These are two things nearly impossible for any teenager.

"I was completely surprised," Bainbridge High senior Charlie Fick, 18, recalled the other day.

To be honest, he said, Wright's timing was awful. Fick's basketball team was headed to the district tournament. He was buried in senior-year schoolwork. He considered giving the $500 to the student-body officers and letting them do the work.

But in the end, Fick turned his $500 into $6,000, and will deliver it himself to the Gulf Coast of Mississippi. There he will see who — and how — the challenge money will help those still suffering after Hurricane Katrina.

In total, the students raised $16,419.34 from $3,000 in seed money given by honorary Seafair Queens, including Karen Moyer, wife of former Mariners pitcher Jamie Moyer.

"It's a great lesson," Moyer said. "And it reminds all of us that we still have big problems in our own country."

Laura Snowden, a sophomore at Holy Names Academy, didn't know where to begin.

"I had never seen that much money with my name on it," Snowden said. "I had no idea what to do."

A concert? The school said no. Raffle an iPhone? Didn't work out. An Xbox tournament? Too much.

After consulting with her parents and the youth group at her church, she decided to sell T-shirts bearing a rubber duck and the phrase "Hope Floats."

Snowden also held a "Dollar Day," on which she asked her schoolmates to donate $1.

In the process, Snowden learned to stand in front of a crowd, oversee a design, deal with a vendor, sort, sell and finally, count money — $1,800 in all. "I never saw myself as a leader, so it really made me step out of my comfort zone," Snowden said.

Randy Novak, one of the organizers of the annual King Challenge basketball tournament, said the seed money did much more than raise dollars.

"Students had a chance to see what they are made of, and help people," he said. "That's a huge win."

Fick started by writing a column for the Bainbridge Review newspaper, explaining his mission. That brought in about $1,000. He then sent the clipping and a request to family and friends, all the while asking everyone he saw to donate.

"I asked people that I didn't even know," he said. "I explained what the situation is in the Gulf Coast and how for a lot of people it is an issue that has come and gone."
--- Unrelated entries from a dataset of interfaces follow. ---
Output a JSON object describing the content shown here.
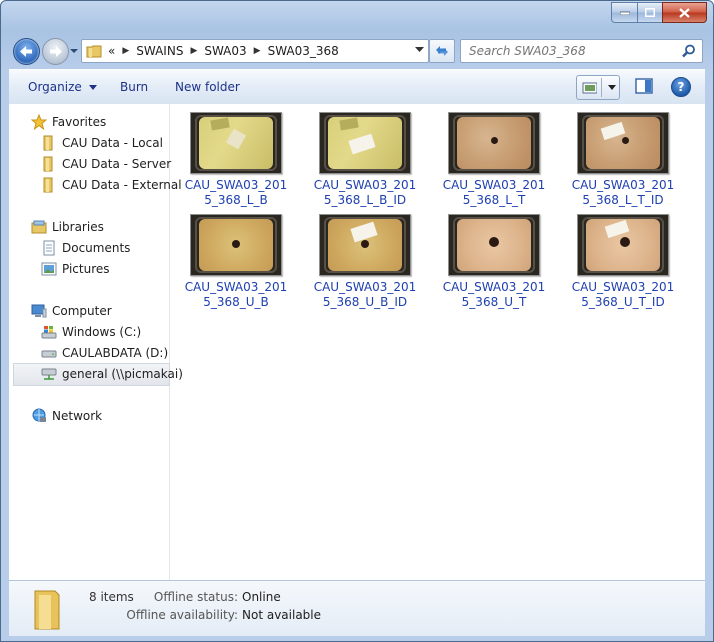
{
  "window": {
    "title_buttons": [
      "minimize",
      "maximize",
      "close"
    ]
  },
  "address": {
    "chevron": "«",
    "crumbs": [
      "SWAINS",
      "SWA03",
      "SWA03_368"
    ]
  },
  "search": {
    "placeholder": "Search SWA03_368"
  },
  "toolbar": {
    "organize": "Organize",
    "burn": "Burn",
    "new_folder": "New folder",
    "help": "?"
  },
  "nav": {
    "favorites": "Favorites",
    "fav_items": [
      "CAU Data - Local",
      "CAU Data - Server",
      "CAU Data - External"
    ],
    "libraries": "Libraries",
    "lib_items": [
      "Documents",
      "Pictures"
    ],
    "computer": "Computer",
    "drives": [
      "Windows (C:)",
      "CAULABDATA (D:)",
      "general (\\\\picmakai)"
    ],
    "network": "Network"
  },
  "files": [
    {
      "name": "CAU_SWA03_2015_368_L_B",
      "line1": "CAU_SWA03_201",
      "line2": "5_368_L_B"
    },
    {
      "name": "CAU_SWA03_2015_368_L_B_ID",
      "line1": "CAU_SWA03_201",
      "line2": "5_368_L_B_ID"
    },
    {
      "name": "CAU_SWA03_2015_368_L_T",
      "line1": "CAU_SWA03_201",
      "line2": "5_368_L_T"
    },
    {
      "name": "CAU_SWA03_2015_368_L_T_ID",
      "line1": "CAU_SWA03_201",
      "line2": "5_368_L_T_ID"
    },
    {
      "name": "CAU_SWA03_2015_368_U_B",
      "line1": "CAU_SWA03_201",
      "line2": "5_368_U_B"
    },
    {
      "name": "CAU_SWA03_2015_368_U_B_ID",
      "line1": "CAU_SWA03_201",
      "line2": "5_368_U_B_ID"
    },
    {
      "name": "CAU_SWA03_2015_368_U_T",
      "line1": "CAU_SWA03_201",
      "line2": "5_368_U_T"
    },
    {
      "name": "CAU_SWA03_2015_368_U_T_ID",
      "line1": "CAU_SWA03_201",
      "line2": "5_368_U_T_ID"
    }
  ],
  "details": {
    "count": "8 items",
    "offline_status_label": "Offline status:",
    "offline_status_value": "Online",
    "offline_avail_label": "Offline availability:",
    "offline_avail_value": "Not available"
  },
  "colors": {
    "link": "#1e3fb0",
    "chrome": "#b8cdea",
    "close": "#c8472e"
  }
}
His fundraising is not a huge sum, Fick said. But more importantly, "it has made me more aware of what's going on outside of my own little bubble."

Hope floats, indeed. Not just for the people on the Gulf Coast, but for the young lives we're building right here.

Nicole Brodeur's column appears Tuesday and Friday. Reach her at 206-464-2334 or

Time to burst your bubble.